• Stock Market. The stock market is a leading indicator. Year to date through August, the S&P 500 is up 21.5%, suggesting we are out of the tunnel. Keep in mind last year, in the middle of a global pandemic, the S&P 500 posted a return of 18.4%. Sending a signal that there was light at the end of the tunnel.
We expect the S&P 500 to produce returns in the 16-22% range in 2021 and 7-10% in 2022. We do expect a correction, which is normal and healthy.
• Corporate Earnings. Corporate profits surged over 40% year over year, the fastest pace since Q4 2009. A significant increase was expected given a year ago earnings contracted by 20%. Accommodative financial conditions and pent up demand should continue to support earnings growth.
• Federal Reserve. The Federal Reserve has repeatedly suggested that patience is warranted in changing monetary policy. Slow job creation and recent moderation in inflation support the Fed’s posture. We do expect the Fed to announce a tapering plan later this year. It is important to note that tapering is not tightening. Short interest rates should be on the rise in early 2023 and longer-term rates should modestly increase throughout the year.
• The Fed and the markets appear to be discounting the threat of inflation. Some inflation will be transitory, lumber and corn are perfect examples of transitory inflation. Wage inflation may be less so and a threat to corporate margins.
• Shortages of both labor and inputs may weigh on GDP growth in the second half of the year. Shortages may keep inflation above the Fed’s target into 2022 and possibly 2023.
We are coming out of the tunnel, economic activity will naturally moderate as the cycle matures. We think GDP will end the year around 6% and slow to 4% in 2022.
Historic cycles may give us some clues to the future. While this cycle is a bit unique due to the pandemic, nevertheless, since WWII the average cycle has lasted 54 months. With that in mind, the current cycle could be moving into its last two thirds. History tells us that equity performance moderates in the last two thirds of the cycle yet returns have been far superior to bonds and cash.

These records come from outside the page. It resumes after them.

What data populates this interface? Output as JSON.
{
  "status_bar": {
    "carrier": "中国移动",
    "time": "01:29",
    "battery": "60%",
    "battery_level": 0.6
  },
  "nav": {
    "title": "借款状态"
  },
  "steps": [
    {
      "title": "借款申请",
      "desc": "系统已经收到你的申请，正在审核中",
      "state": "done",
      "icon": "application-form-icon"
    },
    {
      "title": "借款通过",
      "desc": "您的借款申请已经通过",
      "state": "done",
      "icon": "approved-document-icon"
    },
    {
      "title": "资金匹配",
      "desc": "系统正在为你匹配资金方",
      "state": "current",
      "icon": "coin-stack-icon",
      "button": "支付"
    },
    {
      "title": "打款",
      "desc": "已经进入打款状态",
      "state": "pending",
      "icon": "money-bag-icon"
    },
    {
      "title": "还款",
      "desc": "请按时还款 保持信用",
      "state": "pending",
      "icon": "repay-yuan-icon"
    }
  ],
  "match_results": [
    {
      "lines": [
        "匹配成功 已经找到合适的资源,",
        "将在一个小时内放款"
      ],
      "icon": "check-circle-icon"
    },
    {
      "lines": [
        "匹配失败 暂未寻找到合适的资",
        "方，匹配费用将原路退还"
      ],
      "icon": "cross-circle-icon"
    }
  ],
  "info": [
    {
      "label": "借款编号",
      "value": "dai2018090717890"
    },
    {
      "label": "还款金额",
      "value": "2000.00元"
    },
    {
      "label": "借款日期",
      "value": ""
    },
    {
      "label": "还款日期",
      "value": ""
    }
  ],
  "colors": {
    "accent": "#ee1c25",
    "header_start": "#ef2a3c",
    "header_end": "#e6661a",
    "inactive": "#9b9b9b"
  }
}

We may see some slowdown in the data as the economy deals with the Delta variant, shortages, and inflation. Offsetting these issues: continued strong demand for goods, lean inventories, and low borrowing costs will support GDP growth. We are in the Great Recovery phase and the phase will continue into 2022.
KC Mathews is chief investment officer with UMB Bank.